As I drove north along the Hudson River, I reveled in the cool morning air. It would be a beautiful St. Patrick’s Day; a perfect day for my concert at the retirement home, followed by an afternoon appearance on a local tv station. I had left Dan's Ossining apartment slightly after he had gone to work. I was feeling healthy, for once; grateful to have avoided the annual March cold that New Yorkers passed around riding the subway. The move from Lower Manhattan, I thought, had been a good thing for both Dan and me.
There was no one on the road at this hour. I tooled along in the Button, my 1977 Honda Civic, which I had bought because my Celtic harp JUST fit in the back. I loved the feel of driving this little stick-shift, having both lanes to myself. I looked across the grassy strip dividing the highway. No one was in the south-bound lanes either; it was as if I owned the morning. I sang a verse from one of the tunes I would be performing later as I drove, admiring the wall of rock that rose along the shoulder of the road. My gaze drifted back to the swale of grass; there was a car in the distance lying upside-down in the center.
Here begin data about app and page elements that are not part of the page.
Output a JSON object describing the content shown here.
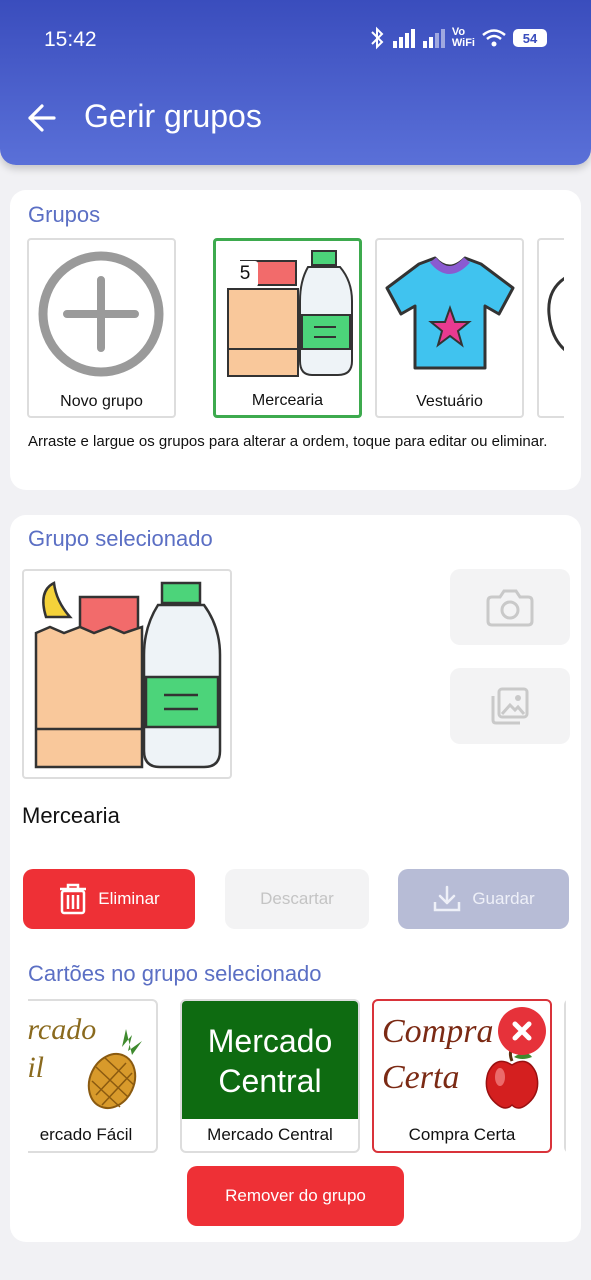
{
  "status_bar": {
    "time": "15:42",
    "wifi_label_top": "Vo",
    "wifi_label_bottom": "WiFi",
    "battery": "54"
  },
  "app_bar": {
    "title": "Gerir grupos",
    "back_icon": "arrow-left-icon"
  },
  "groups_section": {
    "title": "Grupos",
    "tiles": [
      {
        "label": "Novo grupo",
        "icon": "plus-circle-icon"
      },
      {
        "label": "Mercearia",
        "badge": "5",
        "selected": true
      },
      {
        "label": "Vestuário"
      }
    ],
    "hint": "Arraste e largue os grupos para alterar a ordem, toque para editar ou eliminar."
  },
  "selected_group": {
    "title": "Grupo selecionado",
    "name": "Mercearia",
    "camera_icon": "camera-icon",
    "gallery_icon": "gallery-icon",
    "delete_label": "Eliminar",
    "discard_label": "Descartar",
    "save_label": "Guardar"
  },
  "cards_section": {
    "title": "Cartões no grupo selecionado",
    "cards": [
      {
        "label": "ercado Fácil",
        "art_line1": "ercado",
        "art_line2": "cil"
      },
      {
        "label": "Mercado Central",
        "art_line1": "Mercado",
        "art_line2": "Central"
      },
      {
        "label": "Compra Certa",
        "art_line1": "Compra",
        "art_line2": "Certa"
      }
    ],
    "remove_label": "Remover do grupo"
  },
  "colors": {
    "accent": "#3a4dbd",
    "section_title": "#5b6fc4",
    "danger": "#ee3036",
    "selected_border": "#3daa4e"
  }
}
No one was near the car; no other car or person about. As I drew closer, I said a prayer for whoever had been in that car, that Midnight Blue station wagon, the same color as Dan's Toyota wagon. I passed the car, but compulsively looked in my rear-view mirror, where I read the letters on the inverted bumper; the misspelled phrase: "TAILIGATING KILLS." The Button drifted gently towards the wall of granite as my foot eased off the gas pedal. I felt little car slow to a stop on the road. No one was behind me. There was no one anywhere; the only sound was my own breathing. This had to be a dream. Some other person just like me had to have cut those letters out and stuck them on the bumper of a stranger who happened to have a car just like Dan's.
I put the stick in reverse and backed down the road until I was parallel to the car. I rolled down my window and looked. The car was unoccupied. The windows were intact. Someone had been taken away. I parked the Button along the cliff, on the shoulder. I must take a breath; I must not pass out. I must think. No one can help me. Dan is gone. He is terribly hurt. His neck is broken.... He is dead. I will have to call his parents; no, I will have to drive to the City to tell them face to face. They are old; this will kill... I will have to find where they have taken Dan's body. I will need to find a phone so I can call the nursing home and the television station and tell them that things have taken a turn and that I won't be able to perform. How…will...I…ever...I will never..."It's ok…I'M OK!" Dan's head and arms were inside my open window. What was?...We were hugging each other, gasping and sobbing. Was THIS the dream?
"I was sitting in the police car across the road and I saw you pass." Dan gasped. I looked at him as though I were seeing a ghost. He spoke quickly; "There was no one on the road until way behind me I saw a pick-up truck with a plow on the front speeding up the highway. I was sure he would change lanes, since he must have seen me directly ahead. He just kept coming and then he hit me and my car flipped over."
I pictured Dan looking in his rearview mirror, seeing the truck growing in size, checking the road ahead, glancing at the mirror, seeing the truck advancing on him, looking back at the road, considering his options...CRASH...I hear the sickening sound of metal hitting metal. I see Dan realizing his car was going to flip, ducking down on the seat...the torque of flying through air while upside down...the endless pause before the thud of hundreds of pounds of car thudding down on the earth, coming to so sudden a stop that the seatbelt cuts into the chest and waist...then...that surreal stillness.
I hear my own voice as though it was coming from a stranger, "You are not hurt? You are alright?" These were statements of the incredible as well as questions. Later, Dan would tell me that the man who hit him was either asleep or drugged and that after seeing Dan climb out of the car through a window, thought it was fine to leave the scene. Dan would, eventually get checked out by NYU's Medical Center and learn that, miraculously, he had escaped unscathed. That evening, we would cry together; there would be time for hugging. I would watch over him, studying his face in the moonlight.
"The police will give me a ride to work. We're only a mile away," Dan said.
"You are alright," I said again.
I watched Dan cross the road and pass the wreck of his car. Once I was sure he was safely on the opposite shoulder where the police car sat, I eased the Button back onto the road and drove away to perform the first of my two gigs.
Bobbie Wayne has a BA (music) and an MFA (Art.) She was a painter (Abstract, Portrait, and sign), music therapist, singer/songwriter, Nashville songwriter and plays Celtic harp. She studied writing at Grub Street in Boston. She has had ten stories published in The Ravens Perch online magazine. She has also been published in Intrinsick online magazine, SLAB magazine, Blueline Literary Journal, and Colere Literary magazine.